The Department of Justice, the Congress of Hispanic Educators (CHE) and the Denver Public Schools (DPS) have jointly requested court approval of a consent decree that requires that the more than 20,000 English Language Learner (ELL) students enrolled in DPS receive the services they need to overcome language barriers and meaningfully participate in school. The proposed consent decree will benefit all ELLs and LEP parents in the district, including not only the 87 percent of ELL students who are native Spanish speakers, but those who speak one of the 137 other languages spoken in the district as well.
The proposed consent decree requires the district to implement comprehensive measures to ensure that its ELL students are properly identified, served, exited from services upon demonstrating proficiency in English and monitored after they exit. The proposed consent decree also requires translation and interpretation services for thousands of Limited English Proficient parents and tailored services for ELL students who face unique challenges, including refugee students and students with disabilities. In addition, ELL students must have access to English language acquisition services in the district’s 30 charter schools. DPS is required to evaluate the effect of the required changes on student achievement over time through disaggregated data analyses and robust reporting requirements.
If approved, the consent decree would replace a 1999 court order and provide a detailed roadmap for the district to comply with its obligations under the Equal Educational Opportunities Act of 1974 and Title VI of the Civil Rights Act of 1964 within a three-year period. The Equal Educational Opportunities Act requires state and local education agencies to take appropriate action to overcome language barriers that impede students’ equal participation in instructional programs, and Title VI of the Civil Rights Act of 1964 bars discrimination on the basis of race and national origin by state education agencies and schools that receive federal funds.

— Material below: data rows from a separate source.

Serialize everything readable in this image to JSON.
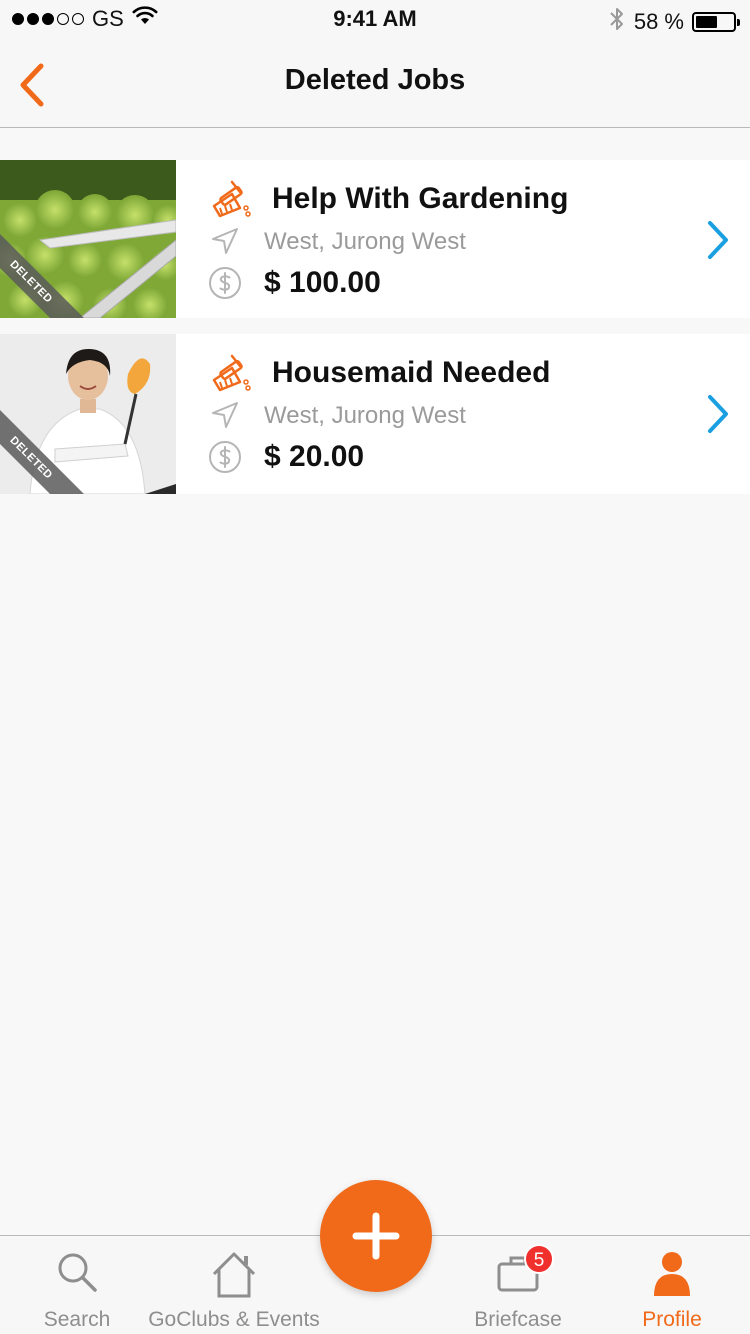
{
  "status_bar": {
    "carrier": "GS",
    "time": "9:41 AM",
    "battery_percent": "58 %",
    "battery_level": 0.58,
    "signal_filled": 3,
    "signal_total": 5
  },
  "nav": {
    "title": "Deleted Jobs",
    "back_icon": "chevron-left-icon"
  },
  "jobs": [
    {
      "title": "Help With Gardening",
      "location": "West, Jurong West",
      "price": "$ 100.00",
      "ribbon": "DELETED",
      "image": "hedge-shears-photo"
    },
    {
      "title": "Housemaid Needed",
      "location": "West, Jurong West",
      "price": "$ 20.00",
      "ribbon": "DELETED",
      "image": "housemaid-photo"
    }
  ],
  "tabs": [
    {
      "label": "Search",
      "icon": "search-icon",
      "active": false
    },
    {
      "label": "GoClubs & Events",
      "icon": "home-icon",
      "active": false
    },
    {
      "label": "Briefcase",
      "icon": "briefcase-icon",
      "active": false,
      "badge": "5"
    },
    {
      "label": "Profile",
      "icon": "profile-icon",
      "active": true
    }
  ],
  "fab": {
    "icon": "plus-icon"
  },
  "colors": {
    "accent": "#f06a1a",
    "chevron": "#1a9fe0",
    "badge": "#f0302d",
    "muted_text": "#9a9a9a"
  }
}
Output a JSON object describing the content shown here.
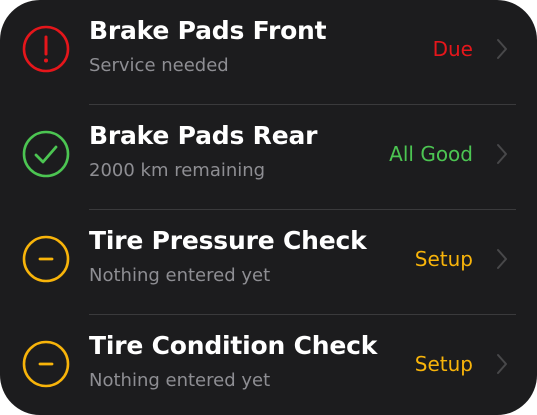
{
  "colors": {
    "background": "#1c1c1e",
    "divider": "#3a3a3c",
    "title": "#ffffff",
    "subtitle": "#8e8e93",
    "chevron": "#48484a",
    "status_due": "#e5161b",
    "status_ok": "#4cc552",
    "status_setup": "#f8b40a"
  },
  "items": [
    {
      "title": "Brake Pads Front",
      "subtitle": "Service needed",
      "status": "Due",
      "icon": "exclamation-circle-icon",
      "status_color": "#e5161b"
    },
    {
      "title": "Brake Pads Rear",
      "subtitle": "2000 km remaining",
      "status": "All Good",
      "icon": "checkmark-circle-icon",
      "status_color": "#4cc552"
    },
    {
      "title": "Tire Pressure Check",
      "subtitle": "Nothing entered yet",
      "status": "Setup",
      "icon": "minus-circle-icon",
      "status_color": "#f8b40a"
    },
    {
      "title": "Tire Condition Check",
      "subtitle": "Nothing entered yet",
      "status": "Setup",
      "icon": "minus-circle-icon",
      "status_color": "#f8b40a"
    }
  ]
}
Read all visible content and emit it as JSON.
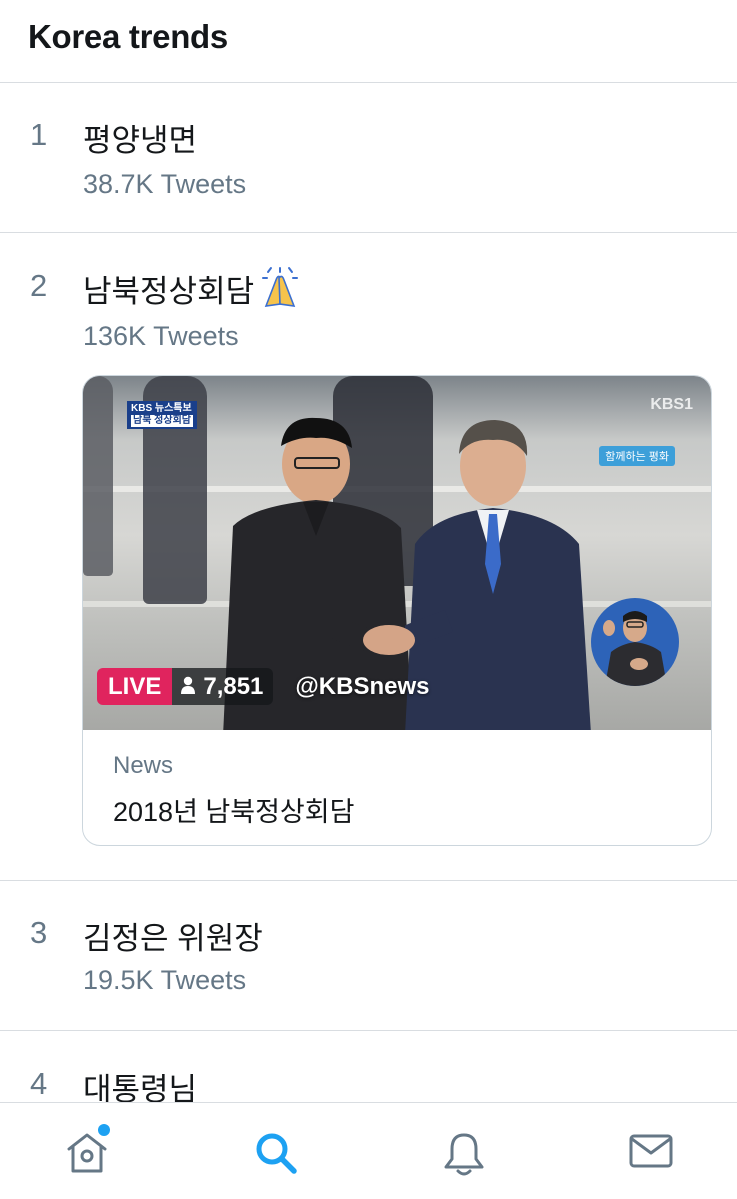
{
  "header": {
    "title": "Korea trends"
  },
  "trends": [
    {
      "rank": "1",
      "name": "평양냉면",
      "count": "38.7K Tweets"
    },
    {
      "rank": "2",
      "name": "남북정상회담",
      "count": "136K Tweets"
    },
    {
      "rank": "3",
      "name": "김정은 위원장",
      "count": "19.5K Tweets"
    },
    {
      "rank": "4",
      "name": "대통령님"
    }
  ],
  "card": {
    "live_label": "LIVE",
    "viewer_count": "7,851",
    "handle": "@KBSnews",
    "category": "News",
    "title": "2018년 남북정상회담",
    "overlay_badge": "KBS 뉴스특보",
    "overlay_badge_sub": "남북 정상회담",
    "channel": "KBS1",
    "peace_logo": "함께하는 평화"
  },
  "tabbar": {
    "tabs": [
      {
        "name": "home",
        "icon": "home-icon",
        "active": false,
        "has_notification_dot": true
      },
      {
        "name": "search",
        "icon": "search-icon",
        "active": true
      },
      {
        "name": "notifications",
        "icon": "bell-icon",
        "active": false
      },
      {
        "name": "messages",
        "icon": "mail-icon",
        "active": false
      }
    ]
  },
  "colors": {
    "accent": "#1da1f2",
    "live": "#e0245e",
    "secondary_text": "#657786",
    "divider": "#d9dde1"
  }
}
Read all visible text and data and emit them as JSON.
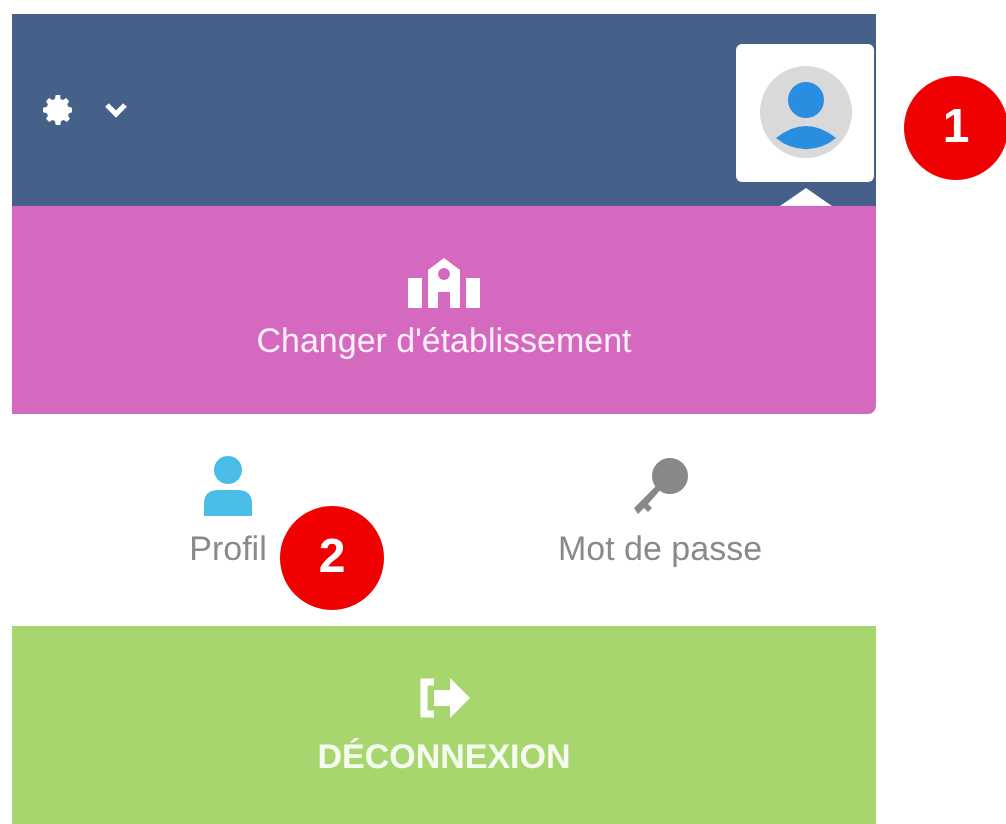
{
  "header": {
    "settings_menu": {
      "expanded": false
    }
  },
  "account_menu": {
    "switch_school": {
      "label": "Changer d'établissement"
    },
    "links": [
      {
        "kind": "profile",
        "label": "Profil"
      },
      {
        "kind": "password",
        "label": "Mot de passe"
      }
    ],
    "logout": {
      "label": "DÉCONNEXION"
    }
  },
  "callouts": [
    {
      "label": "1"
    },
    {
      "label": "2"
    }
  ]
}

“We recognize the efforts of the Denver Public Schools to develop and implement a comprehensive and multifaceted plan to serve the thousands of DPS students who are not proficient in English,” said Thomas E. Perez, Assistant Attorney General for the Civil Rights Division. “The Congress of Hispanic Educators and the department have advocated relief to ensure that DPS meets the requirements of federal law, establishes a culture of high expectations and provides a solid foundation for the future success of all students.”
The enforcement of the Equal Educational Opportunities Act and Title VI are top priorities of the Justice Department’s Civil Rights Division. Additional information about the Civil Rights Division of the Justice Department is available on its website at www.justice.gov/crt .